Greek & Latin, like all languages, have strange pecularities in their vocabularies, which often lie hidden in the pages of the two great LS’s1, waiting for the student’s eye to stray accidentally and produce a jolt of thought: “Surely, there can’t be a word for that?!”
Here are some of the more amusing that I have found, along with some practical notes:
A word that immediately got me laughing when completing an Epic Greek course. In one place2, Achilles starts off with a furious tirade against Agamemnon. Not merely does he say Agamemnon has “eyes like a dog”, but he also calls him a drunkard. But the word used is quite literally: “Heavy with wine”. What a brilliant way to say that someone is drunk!
When accosted by an acquaintance at a party telling you that you are inebriated, respond : “Please do not be crude. I am not drunk. I am merely heavy-with-wine, as the good Homer saith”. Should your accuser be a Classics professor (this happens more often than you think), you may finish with a flourish by adding this line in hexameter:

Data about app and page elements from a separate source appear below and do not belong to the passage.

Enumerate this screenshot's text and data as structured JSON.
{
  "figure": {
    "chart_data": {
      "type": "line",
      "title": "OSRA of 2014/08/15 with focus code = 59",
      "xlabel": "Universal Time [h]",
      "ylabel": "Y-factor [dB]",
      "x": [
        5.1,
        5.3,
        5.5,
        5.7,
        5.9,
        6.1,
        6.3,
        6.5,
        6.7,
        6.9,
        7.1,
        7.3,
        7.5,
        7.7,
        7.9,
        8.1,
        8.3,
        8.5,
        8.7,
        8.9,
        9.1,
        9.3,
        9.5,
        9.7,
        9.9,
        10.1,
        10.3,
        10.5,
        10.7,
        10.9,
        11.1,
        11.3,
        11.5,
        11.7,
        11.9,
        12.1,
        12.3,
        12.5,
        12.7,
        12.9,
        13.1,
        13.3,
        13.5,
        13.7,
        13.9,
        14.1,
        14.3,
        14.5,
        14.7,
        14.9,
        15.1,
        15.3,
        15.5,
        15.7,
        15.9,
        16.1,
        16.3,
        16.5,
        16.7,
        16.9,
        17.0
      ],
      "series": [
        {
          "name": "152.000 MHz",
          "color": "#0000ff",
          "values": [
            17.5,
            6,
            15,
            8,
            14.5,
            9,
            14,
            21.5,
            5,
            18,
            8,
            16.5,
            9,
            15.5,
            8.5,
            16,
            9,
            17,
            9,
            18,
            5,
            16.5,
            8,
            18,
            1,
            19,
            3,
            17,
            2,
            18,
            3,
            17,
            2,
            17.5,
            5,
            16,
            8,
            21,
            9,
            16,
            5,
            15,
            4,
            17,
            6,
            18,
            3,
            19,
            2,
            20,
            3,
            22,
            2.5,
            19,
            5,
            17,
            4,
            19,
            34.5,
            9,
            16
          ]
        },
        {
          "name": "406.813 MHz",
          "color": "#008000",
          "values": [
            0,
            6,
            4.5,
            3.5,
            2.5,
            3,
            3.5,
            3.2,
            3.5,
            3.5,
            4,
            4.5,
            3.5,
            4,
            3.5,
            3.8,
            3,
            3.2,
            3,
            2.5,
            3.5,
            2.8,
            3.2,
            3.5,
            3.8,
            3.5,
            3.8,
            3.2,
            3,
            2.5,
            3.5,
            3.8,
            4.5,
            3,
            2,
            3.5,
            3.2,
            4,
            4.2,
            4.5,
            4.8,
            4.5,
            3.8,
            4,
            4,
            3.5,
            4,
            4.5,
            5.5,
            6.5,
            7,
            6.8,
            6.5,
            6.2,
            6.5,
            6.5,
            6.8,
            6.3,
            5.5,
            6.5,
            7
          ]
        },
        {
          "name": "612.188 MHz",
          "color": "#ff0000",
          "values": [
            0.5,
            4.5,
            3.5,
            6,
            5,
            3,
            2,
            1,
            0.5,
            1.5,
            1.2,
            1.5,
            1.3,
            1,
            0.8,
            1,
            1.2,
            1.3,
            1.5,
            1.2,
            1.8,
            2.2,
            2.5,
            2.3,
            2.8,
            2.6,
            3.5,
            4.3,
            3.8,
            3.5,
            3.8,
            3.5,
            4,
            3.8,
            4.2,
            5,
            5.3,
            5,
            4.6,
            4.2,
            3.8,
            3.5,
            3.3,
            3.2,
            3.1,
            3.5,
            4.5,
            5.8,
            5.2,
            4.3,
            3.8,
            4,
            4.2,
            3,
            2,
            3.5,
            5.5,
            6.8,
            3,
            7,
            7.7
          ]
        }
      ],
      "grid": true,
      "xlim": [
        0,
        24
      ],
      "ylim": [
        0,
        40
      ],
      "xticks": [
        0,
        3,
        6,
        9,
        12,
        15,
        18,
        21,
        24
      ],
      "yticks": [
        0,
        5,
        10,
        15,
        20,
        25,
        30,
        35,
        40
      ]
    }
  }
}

οἰνοβαρής ὦ, ἀλλ’ ἔτ’ἐλαφρῶς βαίνω. σιγᾶς
Oinabarês ô all-et-elaphrôs bainô. Sigâs!
I am heavy-with-wine, yet I still walk lightly. Shut up!
One of series of related words, all involving getting drunk, this particular word means : “excessive wine-drinking, inebriation, intoxication”. Unfortunately, as apt as it would be, the modern slang “crap” does not descend from this expression of Bacchus (that deity still worshipped with great devotion by students across the globe) – which appears to have to come to us from a very late Latin word crappa “chaff”3. Regardless, here are some other members of this series:
- crapularius – “pertaining to inebriation”
- crapulentus – “very much intoxicated”
- crapulosus – “inclined to drunkenness”
A phrase for use at a particularly erudite pub:
da mihi, domine, crapularia. crapula in animo habeo.
“Get me a drink, mister. I wish to get plastered”
Sometimes a word tells you a little more about the culture that spawned it than you’d like to know. This is one of them. The definition for kinabraô reads “to smell rankly of he-goat”. I can but only pity the circumstances that made it necessary for the Hellenes to coin an entire verb for such a state.
And as useful as the verb may be, there is also a noun should you require: κινάβρα (kinabra) – “the rank smell of a he-goat”.
Should a scenario arise in which it necessarily to ask an “aromatic” individual politely to move so as to assist your breathing, use the following:
Scoot. You smell of goat.
A compound of σπέρμα (seed) and λόγος (reasoning, utterance, word), spermologos (itself a shortened version of the full σπερματολόγος) is an evocative word. The original meaning is something like “to pick up meanings like seeds on the floor”, being roughly equivalent to what Afrikaans slang calls “om stompies op te tel”. Eventually it came to mean an “idle babbler”, its most famous use probably being used by some Athenians of the Apostle Paul: τί ἄν θέλοι ὁ σπερμολόγος οὑτος λέγειν – “What might this babbler want to say?”4. What splendid imagery: words scattered idly like seeds!
For a colleague who has a habit of interjecting in every conceivable conversation, ready to offer half-considered opinions not necessarily related to the subject at hand, I recommend:
ὦ σπερμολόγε, ὁ διαλέκτος τοῖς λόγοις οὐκ ἐστίν ἀγρός.
o spermologe, ho dialektos tois logois uk estin agros.
This conversation, oh babbler, is not a field in which you can sow words like seeds.
While Greek has simpler verbs for bribing and bribetakers (δεκάζω and δωροδέκτης, respectively), there is one word for those who take bribes that is impossible to forget once you’ve heard it. I first encountered the word dorophagos at the tenth UNISA Classics Colloquium which had as its theme “Integrity & Corruption”. During that splendid conference, the concept of bribery came up often, as one might well imagine. The word literally means “one who eats gifts”, evoking images of corrupt officials gorging themselves on ill-gotten gain.
Should you wish (absit omen) to offer a bribe with flair, why not try:
Απάρχες, δωροφάγειν ἄν θέλοις ;
aparkhes, dôrophagein an thelois ?
Care to munch on a gift, officer?
1 – The two canonical dictionaries of Latin and Greek : Lewis & Short, and Liddell & Scott, respectively. Any dictionary references in this post, unless otherwise noted, come from these.
2 –Ιliad, Bk 1, 225
3 – Or so report some online dictionaries, among which the Oxford is numbered. A deeper study is likely to be more precise, but given the word I’d not like to get deeper in it, thank you.
4 – Acts 17:18. The translation is my own. The KJV and NRSV translate σπερμολόγος as “babbler”, while the NASB adds the adjective “idle”.